▸ **INPUT DATA**
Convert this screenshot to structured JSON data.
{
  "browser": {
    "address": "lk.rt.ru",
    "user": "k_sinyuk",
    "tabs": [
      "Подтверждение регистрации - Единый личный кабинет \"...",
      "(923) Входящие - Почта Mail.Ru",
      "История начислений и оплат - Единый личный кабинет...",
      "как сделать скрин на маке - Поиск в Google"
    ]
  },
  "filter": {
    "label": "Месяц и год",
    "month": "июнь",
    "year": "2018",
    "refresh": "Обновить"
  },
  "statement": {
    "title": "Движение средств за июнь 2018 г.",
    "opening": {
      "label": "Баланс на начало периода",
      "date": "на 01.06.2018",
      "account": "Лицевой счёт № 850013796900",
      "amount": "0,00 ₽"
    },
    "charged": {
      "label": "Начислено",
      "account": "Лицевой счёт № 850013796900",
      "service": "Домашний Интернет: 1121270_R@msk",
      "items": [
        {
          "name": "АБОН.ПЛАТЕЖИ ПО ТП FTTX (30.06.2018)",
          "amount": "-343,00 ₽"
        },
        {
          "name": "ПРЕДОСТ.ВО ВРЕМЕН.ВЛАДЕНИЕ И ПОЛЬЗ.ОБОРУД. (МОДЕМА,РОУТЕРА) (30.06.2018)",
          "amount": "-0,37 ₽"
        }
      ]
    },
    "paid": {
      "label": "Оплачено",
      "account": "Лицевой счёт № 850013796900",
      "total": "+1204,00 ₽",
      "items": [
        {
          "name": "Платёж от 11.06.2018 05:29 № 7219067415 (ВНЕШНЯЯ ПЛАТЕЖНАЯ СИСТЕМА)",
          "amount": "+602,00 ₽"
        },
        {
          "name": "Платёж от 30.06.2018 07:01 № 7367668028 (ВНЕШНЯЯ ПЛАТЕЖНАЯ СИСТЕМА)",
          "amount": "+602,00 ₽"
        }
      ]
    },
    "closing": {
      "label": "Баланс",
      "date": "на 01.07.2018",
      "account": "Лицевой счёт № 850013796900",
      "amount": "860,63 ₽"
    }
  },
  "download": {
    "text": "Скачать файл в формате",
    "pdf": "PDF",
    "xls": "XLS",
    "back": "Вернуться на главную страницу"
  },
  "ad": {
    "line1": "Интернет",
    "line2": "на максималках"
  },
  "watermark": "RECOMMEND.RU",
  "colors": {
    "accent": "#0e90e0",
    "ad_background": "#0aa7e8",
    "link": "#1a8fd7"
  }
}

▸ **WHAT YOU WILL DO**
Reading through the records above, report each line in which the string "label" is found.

▸ **ANSWER BOX**
    "label": "Месяц и год",
      "label": "Баланс на начало периода",
      "label": "Начислено",
      "label": "Оплачено",
      "label": "Баланс",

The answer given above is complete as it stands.